HES Department settles into new home at Worrell Center

A Wake Forest student walks past the new Health and Exercise Science addition to Worrell Professional Center on Tuesday, February 23, 2016. The addition has research labs and classrooms.

The Health and Exercise Science (HES) Department has more room to stretch and grow, thanks to a new addition to the Worrell Professional Center.

The 29,000-square-foot addition, which opened this semester, houses state-of-the-art research space, classrooms, and academic and administrative offices. The facility includes a two-story entry into the HES suite at the ground floor alongside Carroll Weathers Drive, making it easily accessible for students, faculty, staff and visitors.

HES department chair Michael Berry said faculty input into the building’s design was integral in developing the collaborative space.

“Functionality was the key,” Berry said. “We didn’t gain that much square footage, but the layout and design is making all the difference which is fantastic for our department in all respects.”

The functional aspects include four dedicated classrooms and modern lab spaces for the 150 HES majors and 18 graduate students. Students also now have a lounge and comfortable living room-style spaces perfect for studying or socializing. The faculty who lead research teams – many of which are nationally renowned – also have dedicated lab space whereas before labs were shared between teaching and scholarship. Though the flow of the building is separate from the law school, the HES wing is connected to the existing Worrell building through an interior hallway. Continue reading »

Allison McWilliams: Why feedback matters

Allison McWilliams, director of mentoring and alumni personal and career development in the Office of Personal and Career Development, writes occasional articles for Inside WFU.  This is her third for the spring semester.  In each, she shares observations and suggestions with faculty and staff drawn from her professional experience with students.

20111010mcwilliams4344While there are many strategies and tools that mentors use as part of any effective mentoring relationship, all great mentoring conversations are built around two core practices: asking great questions and giving great feedback. These are two sides of the same developmental coin that help students grow into mature, thoughtful, reflective adults who can process and synthesize information, seek out differing viewpoints, and make effective choices and decisions.

Giving effective feedback can be a particularly challenging part of the mentoring conversation. All of us, at some point, have been on the receiving end of poorly-worded or poorly-delivered feedback, and it does not feel good. Those experiences make most of us hesitant to offer advice and guidance to others. But this is exactly what effective mentors can and should do. It is a gift of the mentoring relationship to help someone learn from her successes and her failures, so that she can build on those lessons for the future.

Why is GOOD feedback important?

  • It prevents small issues from becoming unmanageable problems
  • It builds trust in relationships
  • It promotes personal and professional growth
  • It clears up misunderstandings
  • It is a way to acknowledge and recognize skills, contributions, and accomplishments
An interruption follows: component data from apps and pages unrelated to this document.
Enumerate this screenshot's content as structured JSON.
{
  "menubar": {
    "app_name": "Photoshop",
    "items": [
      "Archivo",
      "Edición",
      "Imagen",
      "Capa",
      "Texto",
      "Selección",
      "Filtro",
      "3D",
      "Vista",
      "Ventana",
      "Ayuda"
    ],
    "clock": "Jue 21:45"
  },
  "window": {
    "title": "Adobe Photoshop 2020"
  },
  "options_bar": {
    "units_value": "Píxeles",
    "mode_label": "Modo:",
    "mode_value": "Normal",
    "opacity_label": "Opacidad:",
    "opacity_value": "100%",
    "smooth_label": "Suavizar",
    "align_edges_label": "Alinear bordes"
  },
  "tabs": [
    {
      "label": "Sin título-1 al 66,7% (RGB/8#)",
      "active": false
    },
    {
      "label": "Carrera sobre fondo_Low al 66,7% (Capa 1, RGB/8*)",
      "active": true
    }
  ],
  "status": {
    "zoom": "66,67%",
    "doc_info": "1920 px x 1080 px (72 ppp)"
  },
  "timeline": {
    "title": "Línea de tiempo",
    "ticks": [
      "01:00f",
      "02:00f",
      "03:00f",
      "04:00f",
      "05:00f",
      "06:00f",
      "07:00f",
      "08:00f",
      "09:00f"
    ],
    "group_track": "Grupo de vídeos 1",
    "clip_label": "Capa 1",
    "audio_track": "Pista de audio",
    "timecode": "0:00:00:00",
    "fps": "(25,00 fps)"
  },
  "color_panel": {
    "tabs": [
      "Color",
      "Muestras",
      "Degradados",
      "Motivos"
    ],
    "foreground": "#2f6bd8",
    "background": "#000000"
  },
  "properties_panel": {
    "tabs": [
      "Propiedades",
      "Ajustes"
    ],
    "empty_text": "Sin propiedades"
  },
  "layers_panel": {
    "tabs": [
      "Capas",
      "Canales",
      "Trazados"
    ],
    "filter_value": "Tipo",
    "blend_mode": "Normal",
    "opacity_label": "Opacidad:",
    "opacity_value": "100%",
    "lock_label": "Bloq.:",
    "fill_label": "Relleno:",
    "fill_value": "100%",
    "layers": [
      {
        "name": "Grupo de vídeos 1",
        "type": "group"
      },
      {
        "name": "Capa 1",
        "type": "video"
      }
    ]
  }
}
The best feedback is:

  • Don’t wait two weeks to tell someone where they have fallen down, or where they have excelled. The best feedback is delivered in or as close to the moment as possible.
  • Objective and behavior-based. Effective feedback provides concrete behaviors as examples. Telling someone “You’re awesome!” does not help that person, nor does “You’re not meeting my expectations.” Provide concrete behaviors as examples of the actions you would like to see repeated or changed in the future.
  • Focused on the other person’s development. Effective feedback always has the other person’s best interests at heart. Check yourself first: is this about a personal grudge or because you really want to help the other person improve?

 In addition to hearing great feedback from their mentors, learning how to ask for and effectively respond to feedback are skills that all of our students should develop. Encourage your students to seek out feedback on a regular basis and help them to reflect on the lessons they are learning along the way..